■ Problem requirements
Repeat, exactly as written, all of the entries, but not their pictures.

Saved entries:
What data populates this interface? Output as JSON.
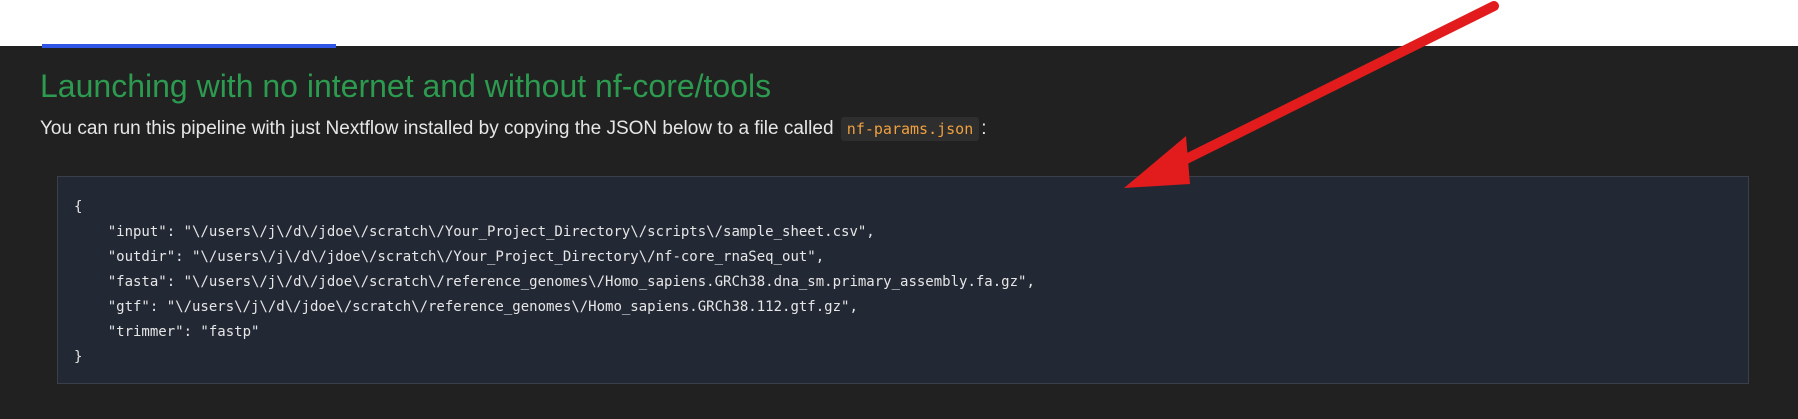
{
  "heading": "Launching with no internet and without nf-core/tools",
  "intro": {
    "text_before": "You can run this pipeline with just Nextflow installed by copying the JSON below to a file called ",
    "filename": "nf-params.json",
    "text_after": ":"
  },
  "code": {
    "lines": [
      "{",
      "    \"input\": \"\\/users\\/j\\/d\\/jdoe\\/scratch\\/Your_Project_Directory\\/scripts\\/sample_sheet.csv\",",
      "    \"outdir\": \"\\/users\\/j\\/d\\/jdoe\\/scratch\\/Your_Project_Directory\\/nf-core_rnaSeq_out\",",
      "    \"fasta\": \"\\/users\\/j\\/d\\/jdoe\\/scratch\\/reference_genomes\\/Homo_sapiens.GRCh38.dna_sm.primary_assembly.fa.gz\",",
      "    \"gtf\": \"\\/users\\/j\\/d\\/jdoe\\/scratch\\/reference_genomes\\/Homo_sapiens.GRCh38.112.gtf.gz\",",
      "    \"trimmer\": \"fastp\"",
      "}"
    ]
  },
  "colors": {
    "heading": "#2c9a4f",
    "background": "#212121",
    "code_background": "#232835",
    "arrow": "#e21c1c",
    "filename_code": "#f0a040"
  },
  "annotation_icon": "red-arrow-icon"
}
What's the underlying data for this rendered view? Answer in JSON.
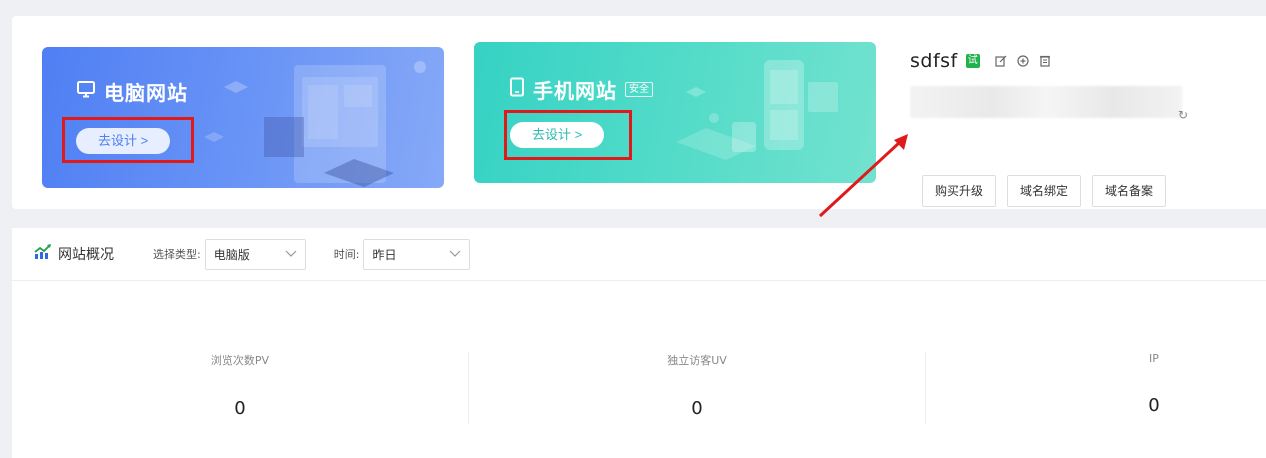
{
  "cards": {
    "pc": {
      "title": "电脑网站",
      "button": "去设计 >",
      "icon": "monitor-icon",
      "color": "#4f7ff3"
    },
    "mobile": {
      "title": "手机网站",
      "badge": "安全",
      "button": "去设计 >",
      "icon": "phone-icon",
      "color": "#35d2c4"
    }
  },
  "site": {
    "name": "sdfsf",
    "trial_badge": "试",
    "url_icon": "↻",
    "actions": [
      "购买升级",
      "域名绑定",
      "域名备案"
    ]
  },
  "overview": {
    "title": "网站概况",
    "type_label": "选择类型:",
    "type_value": "电脑版",
    "time_label": "时间:",
    "time_value": "昨日",
    "stats": [
      {
        "label": "浏览次数PV",
        "value": "0"
      },
      {
        "label": "独立访客UV",
        "value": "0"
      },
      {
        "label": "IP",
        "value": "0"
      }
    ]
  },
  "annotation_color": "#e0191b"
}
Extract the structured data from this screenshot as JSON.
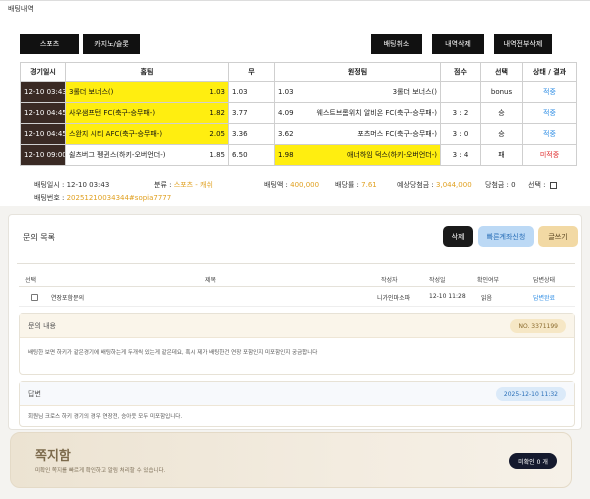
{
  "bet": {
    "title": "배팅내역",
    "buttons": {
      "sports": "스포츠",
      "casino": "카지노/슬롯",
      "cancel": "배팅취소",
      "delete": "내역삭제",
      "delete_all": "내역전부삭제"
    },
    "headers": [
      "경기일시",
      "홈팀",
      "무",
      "원정팀",
      "점수",
      "선택",
      "상태 / 결과"
    ],
    "rows": [
      {
        "time": "12-10 03:43",
        "home": "3롤더 보너스()",
        "home_odds": "1.03",
        "draw": "1.03",
        "away_odds": "1.03",
        "away": "3롤더 보너스()",
        "score": "",
        "pick": "bonus",
        "status": "적중",
        "home_hl": true,
        "away_hl": false,
        "status_color": "blue"
      },
      {
        "time": "12-10 04:45",
        "home": "사우샘프턴 FC(축구-승무패-)",
        "home_odds": "1.82",
        "draw": "3.77",
        "away_odds": "4.09",
        "away": "웨스트브롬위치 알비온 FC(축구-승무패-)",
        "score": "3 : 2",
        "pick": "승",
        "status": "적중",
        "home_hl": true,
        "away_hl": false,
        "status_color": "blue"
      },
      {
        "time": "12-10 04:45",
        "home": "스완지 시티 AFC(축구-승무패-)",
        "home_odds": "2.05",
        "draw": "3.36",
        "away_odds": "3.62",
        "away": "포츠머스 FC(축구-승무패-)",
        "score": "3 : 0",
        "pick": "승",
        "status": "적중",
        "home_hl": true,
        "away_hl": false,
        "status_color": "blue"
      },
      {
        "time": "12-10 09:00",
        "home": "쉴츠버그 펭귄스(하키-오버언더-)",
        "home_odds": "1.85",
        "draw": "6.50",
        "away_odds": "1.98",
        "away": "애너하임 덕스(하키-오버언더-)",
        "score": "3 : 4",
        "pick": "패",
        "status": "미적중",
        "home_hl": false,
        "away_hl": true,
        "status_color": "red"
      }
    ],
    "summary": {
      "time_label": "배팅일시 : 12-10 03:43",
      "category_label": "분류 : ",
      "category_value": "스포츠 - 캐쉬",
      "amount_label": "배팅액 : ",
      "amount_value": "400,000",
      "odds_label": "배당률 : ",
      "odds_value": "7.61",
      "expected_label": "예상당첨금 : ",
      "expected_value": "3,044,000",
      "win_label": "당첨금 : 0",
      "select_label": "선택 : ",
      "id_label": "배팅번호 : ",
      "id_value": "20251210034344#sopia7777"
    }
  },
  "inquiry": {
    "title": "문의 목록",
    "buttons": {
      "delete": "삭제",
      "quick": "빠른계좌신청",
      "write": "글쓰기"
    },
    "headers": {
      "select": "선택",
      "subject": "제목",
      "author": "작성자",
      "date": "작성일",
      "checked": "확인여부",
      "reply_status": "답변상태"
    },
    "row": {
      "subject": "연장포함문의",
      "author": "니가인마소파",
      "date": "12-10 11:28",
      "checked": "읽음",
      "reply_status": "답변완료"
    },
    "content_label": "문의 내용",
    "content_no": "NO. 3371199",
    "content_text": "배팅한 보면 하키가 같은경기에 배팅하는게 두개씩 있는게 같은데요, 혹시 제가 배팅한건 연장 포함인지 미포함인지 궁금합니다",
    "answer_label": "답변",
    "answer_date": "2025-12-10 11:32",
    "answer_text": "회원님 크로스 하키 경기의 경우 연장전, 승아웃 모두 미포함입니다."
  },
  "message": {
    "title": "쪽지함",
    "subtitle": "미확인 쪽지를 빠르게 확인하고 알림 처리할 수 있습니다.",
    "unread": "미확인 0 개"
  },
  "colors": {
    "highlight": "#ffee10",
    "time_bg": "#3a2a24",
    "win": "#2f8ee5",
    "lose": "#e03030",
    "quick_btn": "#bcd9f5",
    "write_btn": "#f2d9a4"
  }
}
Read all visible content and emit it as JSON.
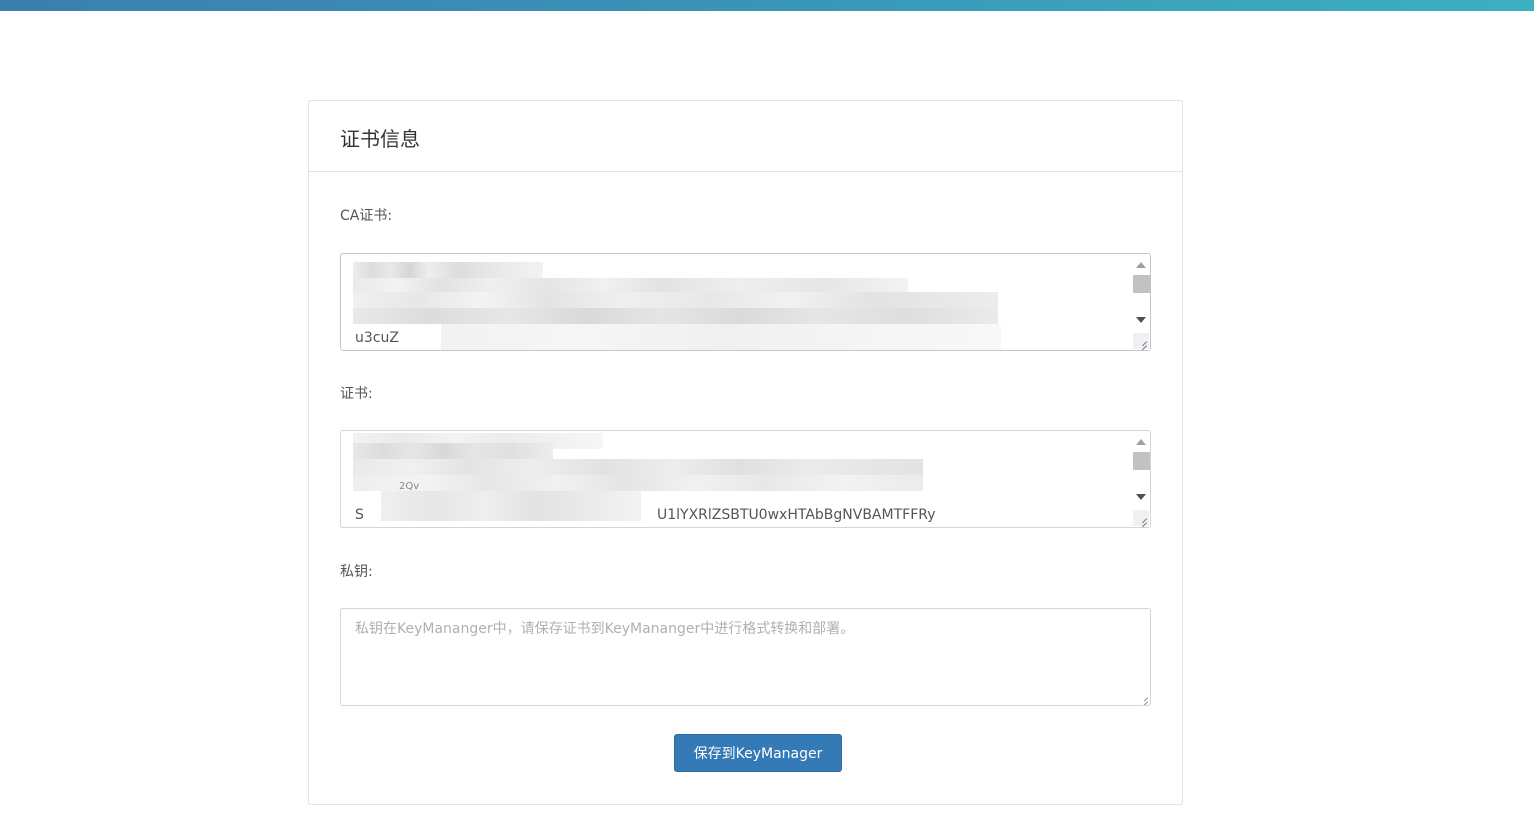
{
  "panel": {
    "title": "证书信息"
  },
  "fields": {
    "ca_cert": {
      "label": "CA证书:",
      "visible_text_fragment": "u3cuZ"
    },
    "cert": {
      "label": "证书:",
      "visible_text_fragment_1": "S",
      "visible_text_fragment_2": "U1lYXRlZSBTU0wxHTAbBgNVBAMTFFRy",
      "visible_text_fragment_3": "2Qv"
    },
    "private_key": {
      "label": "私钥:",
      "placeholder": "私钥在KeyMananger中，请保存证书到KeyMananger中进行格式转换和部署。"
    }
  },
  "actions": {
    "save_label": "保存到KeyManager"
  },
  "colors": {
    "top_bar_start": "#3a7fae",
    "top_bar_end": "#3cb0c0",
    "primary_button": "#337ab7"
  }
}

■ Solution to the problem
What data populates this interface? Output as JSON.
{
  "heading": "Launching with no internet and without nf-core/tools",
  "intro": {
    "text_before": "You can run this pipeline with just Nextflow installed by copying the JSON below to a file called ",
    "filename": "nf-params.json",
    "text_after": ":"
  },
  "code": {
    "lines": [
      "{",
      "    \"input\": \"\\/users\\/j\\/d\\/jdoe\\/scratch\\/Your_Project_Directory\\/scripts\\/sample_sheet.csv\",",
      "    \"outdir\": \"\\/users\\/j\\/d\\/jdoe\\/scratch\\/Your_Project_Directory\\/nf-core_rnaSeq_out\",",
      "    \"fasta\": \"\\/users\\/j\\/d\\/jdoe\\/scratch\\/reference_genomes\\/Homo_sapiens.GRCh38.dna_sm.primary_assembly.fa.gz\",",
      "    \"gtf\": \"\\/users\\/j\\/d\\/jdoe\\/scratch\\/reference_genomes\\/Homo_sapiens.GRCh38.112.gtf.gz\",",
      "    \"trimmer\": \"fastp\"",
      "}"
    ]
  },
  "colors": {
    "heading": "#2c9a4f",
    "background": "#212121",
    "code_background": "#232835",
    "arrow": "#e21c1c",
    "filename_code": "#f0a040"
  },
  "annotation_icon": "red-arrow-icon"
}
What's the underlying data for this rendered view? Answer in JSON.
{
  "cards": {
    "pc": {
      "title": "电脑网站",
      "button": "去设计 >",
      "icon": "monitor-icon",
      "color": "#4f7ff3"
    },
    "mobile": {
      "title": "手机网站",
      "badge": "安全",
      "button": "去设计 >",
      "icon": "phone-icon",
      "color": "#35d2c4"
    }
  },
  "site": {
    "name": "sdfsf",
    "trial_badge": "试",
    "url_icon": "↻",
    "actions": [
      "购买升级",
      "域名绑定",
      "域名备案"
    ]
  },
  "overview": {
    "title": "网站概况",
    "type_label": "选择类型:",
    "type_value": "电脑版",
    "time_label": "时间:",
    "time_value": "昨日",
    "stats": [
      {
        "label": "浏览次数PV",
        "value": "0"
      },
      {
        "label": "独立访客UV",
        "value": "0"
      },
      {
        "label": "IP",
        "value": "0"
      }
    ]
  },
  "annotation_color": "#e0191b"
}
Extract the structured data from this screenshot as JSON.
{
  "bet": {
    "title": "배팅내역",
    "buttons": {
      "sports": "스포츠",
      "casino": "카지노/슬롯",
      "cancel": "배팅취소",
      "delete": "내역삭제",
      "delete_all": "내역전부삭제"
    },
    "headers": [
      "경기일시",
      "홈팀",
      "무",
      "원정팀",
      "점수",
      "선택",
      "상태 / 결과"
    ],
    "rows": [
      {
        "time": "12-10 03:43",
        "home": "3롤더 보너스()",
        "home_odds": "1.03",
        "draw": "1.03",
        "away_odds": "1.03",
        "away": "3롤더 보너스()",
        "score": "",
        "pick": "bonus",
        "status": "적중",
        "home_hl": true,
        "away_hl": false,
        "status_color": "blue"
      },
      {
        "time": "12-10 04:45",
        "home": "사우샘프턴 FC(축구-승무패-)",
        "home_odds": "1.82",
        "draw": "3.77",
        "away_odds": "4.09",
        "away": "웨스트브롬위치 알비온 FC(축구-승무패-)",
        "score": "3 : 2",
        "pick": "승",
        "status": "적중",
        "home_hl": true,
        "away_hl": false,
        "status_color": "blue"
      },
      {
        "time": "12-10 04:45",
        "home": "스완지 시티 AFC(축구-승무패-)",
        "home_odds": "2.05",
        "draw": "3.36",
        "away_odds": "3.62",
        "away": "포츠머스 FC(축구-승무패-)",
        "score": "3 : 0",
        "pick": "승",
        "status": "적중",
        "home_hl": true,
        "away_hl": false,
        "status_color": "blue"
      },
      {
        "time": "12-10 09:00",
        "home": "쉴츠버그 펭귄스(하키-오버언더-)",
        "home_odds": "1.85",
        "draw": "6.50",
        "away_odds": "1.98",
        "away": "애너하임 덕스(하키-오버언더-)",
        "score": "3 : 4",
        "pick": "패",
        "status": "미적중",
        "home_hl": false,
        "away_hl": true,
        "status_color": "red"
      }
    ],
    "summary": {
      "time_label": "배팅일시 : 12-10 03:43",
      "category_label": "분류 : ",
      "category_value": "스포츠 - 캐쉬",
      "amount_label": "배팅액 : ",
      "amount_value": "400,000",
      "odds_label": "배당률 : ",
      "odds_value": "7.61",
      "expected_label": "예상당첨금 : ",
      "expected_value": "3,044,000",
      "win_label": "당첨금 : 0",
      "select_label": "선택 : ",
      "id_label": "배팅번호 : ",
      "id_value": "20251210034344#sopia7777"
    }
  },
  "inquiry": {
    "title": "문의 목록",
    "buttons": {
      "delete": "삭제",
      "quick": "빠른계좌신청",
      "write": "글쓰기"
    },
    "headers": {
      "select": "선택",
      "subject": "제목",
      "author": "작성자",
      "date": "작성일",
      "checked": "확인여부",
      "reply_status": "답변상태"
    },
    "row": {
      "subject": "연장포함문의",
      "author": "니가인마소파",
      "date": "12-10 11:28",
      "checked": "읽음",
      "reply_status": "답변완료"
    },
    "content_label": "문의 내용",
    "content_no": "NO. 3371199",
    "content_text": "배팅한 보면 하키가 같은경기에 배팅하는게 두개씩 있는게 같은데요, 혹시 제가 배팅한건 연장 포함인지 미포함인지 궁금합니다",
    "answer_label": "답변",
    "answer_date": "2025-12-10 11:32",
    "answer_text": "회원님 크로스 하키 경기의 경우 연장전, 승아웃 모두 미포함입니다."
  },
  "message": {
    "title": "쪽지함",
    "subtitle": "미확인 쪽지를 빠르게 확인하고 알림 처리할 수 있습니다.",
    "unread": "미확인 0 개"
  },
  "colors": {
    "highlight": "#ffee10",
    "time_bg": "#3a2a24",
    "win": "#2f8ee5",
    "lose": "#e03030",
    "quick_btn": "#bcd9f5",
    "write_btn": "#f2d9a4"
  }
}
Read all visible content and emit it as JSON.
{
  "panel": {
    "title": "证书信息"
  },
  "fields": {
    "ca_cert": {
      "label": "CA证书:",
      "visible_text_fragment": "u3cuZ"
    },
    "cert": {
      "label": "证书:",
      "visible_text_fragment_1": "S",
      "visible_text_fragment_2": "U1lYXRlZSBTU0wxHTAbBgNVBAMTFFRy",
      "visible_text_fragment_3": "2Qv"
    },
    "private_key": {
      "label": "私钥:",
      "placeholder": "私钥在KeyMananger中，请保存证书到KeyMananger中进行格式转换和部署。"
    }
  },
  "actions": {
    "save_label": "保存到KeyManager"
  },
  "colors": {
    "top_bar_start": "#3a7fae",
    "top_bar_end": "#3cb0c0",
    "primary_button": "#337ab7"
  }
}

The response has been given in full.